BEGIN Recorded information

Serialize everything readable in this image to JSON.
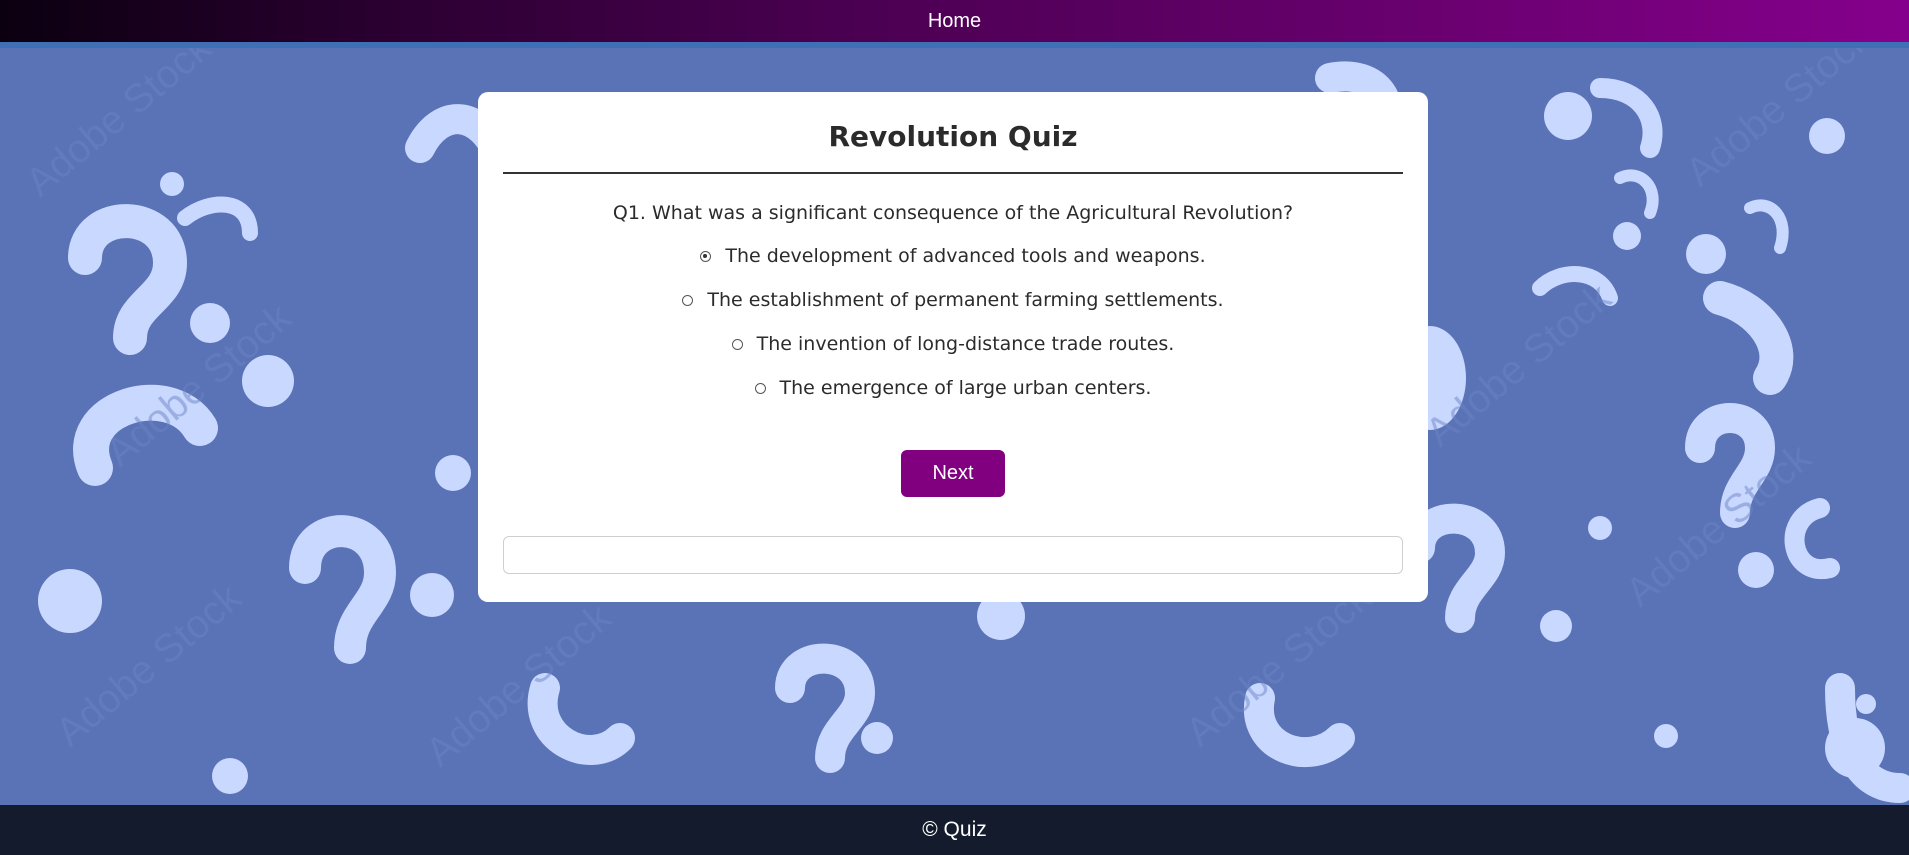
{
  "nav": {
    "home_label": "Home"
  },
  "quiz": {
    "title": "Revolution Quiz",
    "question": "Q1. What was a significant consequence of the Agricultural Revolution?",
    "options": [
      {
        "label": "The development of advanced tools and weapons.",
        "selected": true
      },
      {
        "label": "The establishment of permanent farming settlements.",
        "selected": false
      },
      {
        "label": "The invention of long-distance trade routes.",
        "selected": false
      },
      {
        "label": "The emergence of large urban centers.",
        "selected": false
      }
    ],
    "next_label": "Next",
    "result_text": ""
  },
  "footer": {
    "text": "© Quiz"
  },
  "colors": {
    "nav_gradient_start": "#0b0010",
    "nav_gradient_end": "#85008c",
    "background": "#5a72b6",
    "question_mark_shapes": "#c9d8ff",
    "accent_button": "#800080",
    "footer_bg": "#111827"
  },
  "icons": {
    "background_pattern": "question-mark-pattern",
    "radio": "radio-button"
  }
}
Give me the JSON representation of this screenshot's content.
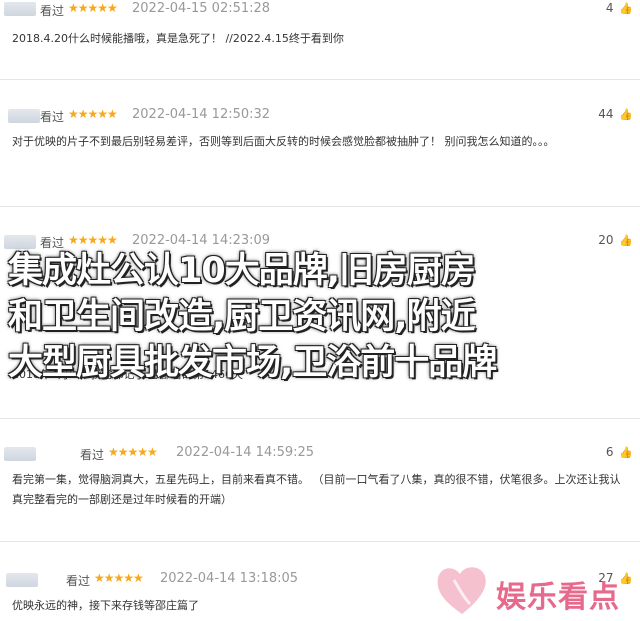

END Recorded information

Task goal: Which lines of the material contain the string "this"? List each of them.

Final answer:
Serialize everything readable in this image to JSON.
Give me the JSON representation of this screenshot's content.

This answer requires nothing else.